An award-winning Conwy food bank has been saved from closure by a liferaft of generous donations following an appeal by North Wales’s policing chief.

North Wales Police and Crime Commissioner Arfon Jones highlighted the perils faced by food banks after hearing that the Llanfairfechan Food Bank could be forced to shut because of restrictions brought in to tackle the coronavirus crisis.

He called for food banks to be made a special case after learning that just days after handing the Llanfairfechan volunteers a £2,500 cheque a decision by supermarkets to limit all shoppers to a maximum of three cans of an item could close them down.

Now Penny Andow, one of the organisers of the food bank, said the response to Mr Jones’s intervention has been overwhelming with donations of food, storage and cash flooding in.

She said: “We have switched to home delivery for social distancing reasons and people have been so generous that we can continue and that’s down to the Commissioner highlighting our plight.

“The response from the public to the coverage we received has been fantastic and has included a donation from a wholesale warehouse, local pubs and cafes, the use of a lock-up shop to store and cash gifts including someone who gave me £100 when I was walking the dog.

“People have been amazing and thanks to their generosity we were able to supply 22 food parcels last week and to be able to continue for the foreseeable future.”

Ms Andow, a member of Llanfairfechan and Conwy County Councils who helped set up the food bank in 2017, had feared that social distancing rules would prevent them opening their distribution point at the Church Hall and then the ban on bulk buying would mean not enough stock.

She added: “We feared supermarket restrictions would mean we couldn’t buy enough goods for our customers because we used to spend £200 every week with ASDA but last week we only received £50-worth because of restrictions caused by panic buying.

“But the kindness of so many people has meant we’ve been able to meet the needs of people who are really struggling and will continue to do so”

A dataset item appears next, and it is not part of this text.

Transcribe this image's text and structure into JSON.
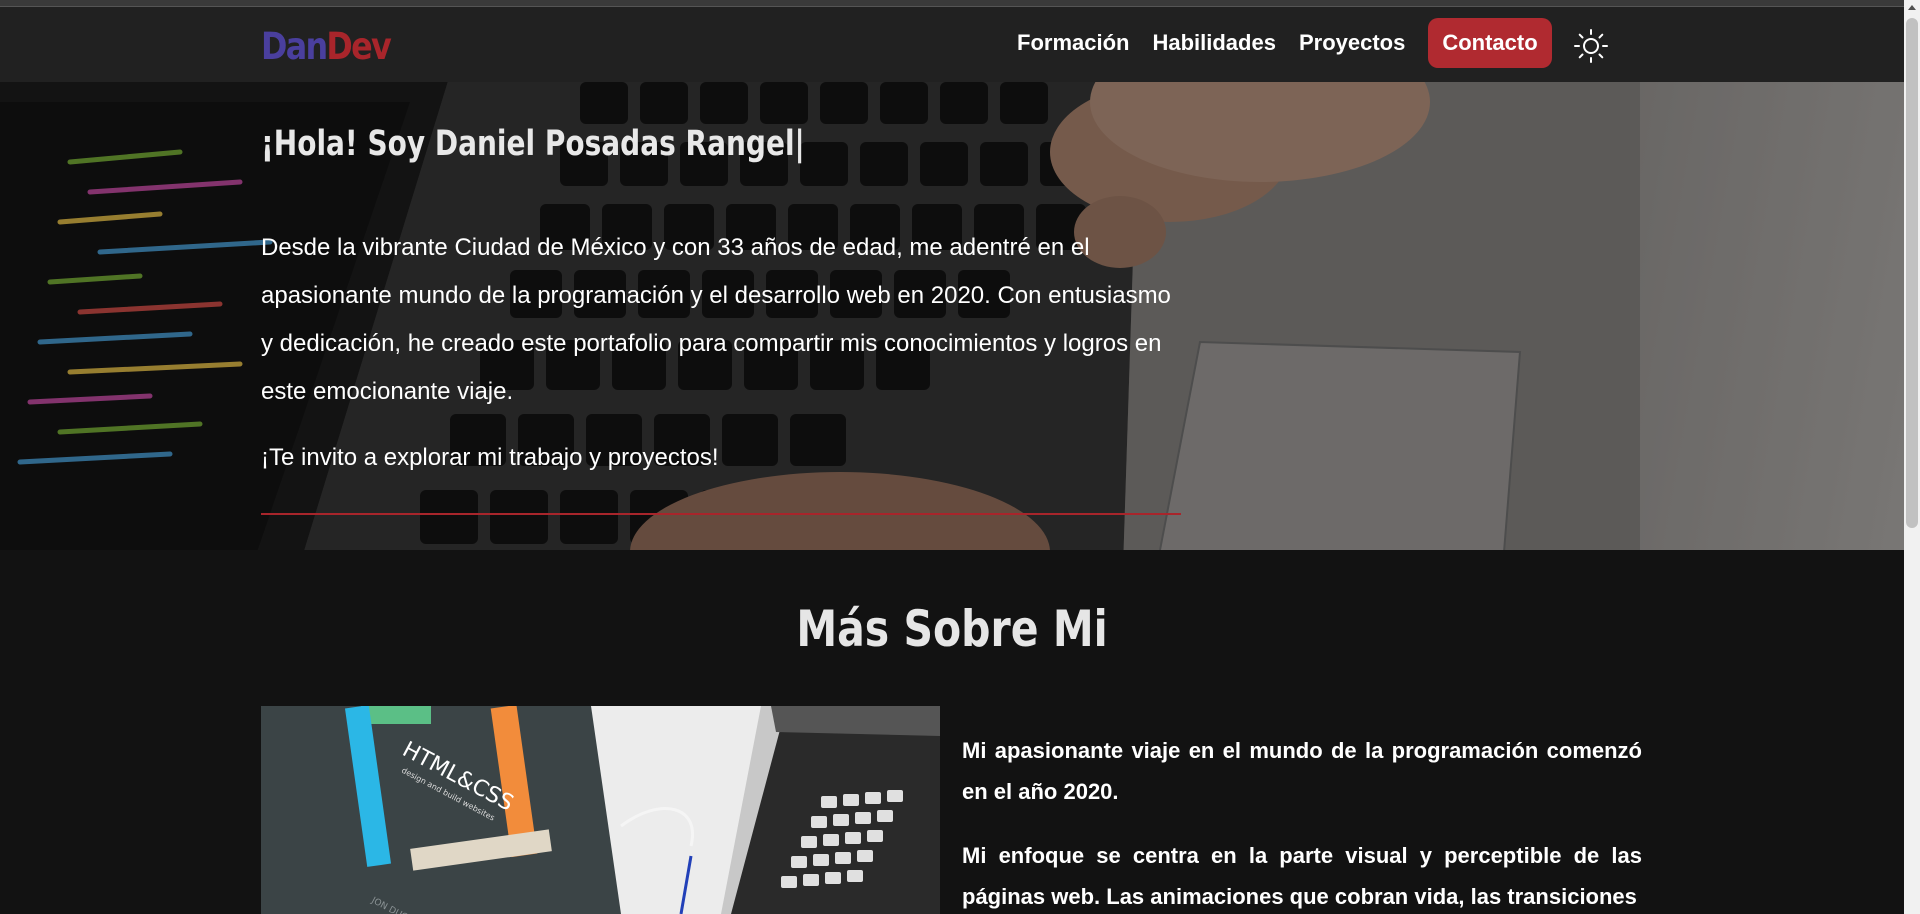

Arfon Jones said: “Organisations like the Llanfairfechan Food Bank carry out a fantastic service and I was delighted to be able to give them the award.

“It would have been tragic if they hadn’t been able to continue but the way the community has rallied round to help just shows how important they are and how much their work is appreciated.

“But other food banks still need help and for supermarkets to recognise the special need they meet in these difficult times when it is more important than ever that we all come together.

“They are desperately needed by vulnerable people and hard-up families but now many could be forced out of operation so where will the hungry get these food essentials in future?

“I understand the supermarkets finding themselves between a rock and a hard place – they’re trying to address panic buying but this is having unintended consequences for charities like food banks.

“They should be able to carry letters identifying themselves as accredited food banks so they can buy a reasonable quantity without stripping the shelves of all stock.”

Ms Andow said: “We set up the food bank after it was reported to us that a local family of five were actually scavenging the recycling food bins.

“It’s run very successfully since then but the numbers have been up and we were almost overwhelmed at the Church Hall where we were grateful for the help of local PCSO Sara Owen.

“I think the role of food banks will have to be taken on by the Army while this crisis continues.”

Their average food parcel usually contains tins of pasta sauce, peas, carrots, soup, beans, rice pudding, custard, steak pie, fish and ham, packets of cereal, rice and dried mashed potato, tea and coffee, and dog and cat food for pet owners.

They received a Your Community Your Choice award from the North Wales Police and Crime Commissioner earlier this month as one of 20 organisations across North Wales which shared over £45,000 in grants after being voted for by the public.

It was the seventh year of the awards scheme and much of over £300,000 handed out to deserving causes in that time has been recovered through the Proceeds of Crime Act, using cash seized from offenders with the rest coming from the Police and Crime Commissioner.

The scheme is aimed at organisations who pledge to run projects to tackle anti-social behaviour, help the vulnerable and combat crime and disorder in line with the priorities within the Police Commissioner’s Police and Crime Plan.

For more information on the work of the North Wales Police and Crime Commissioner’s Office go to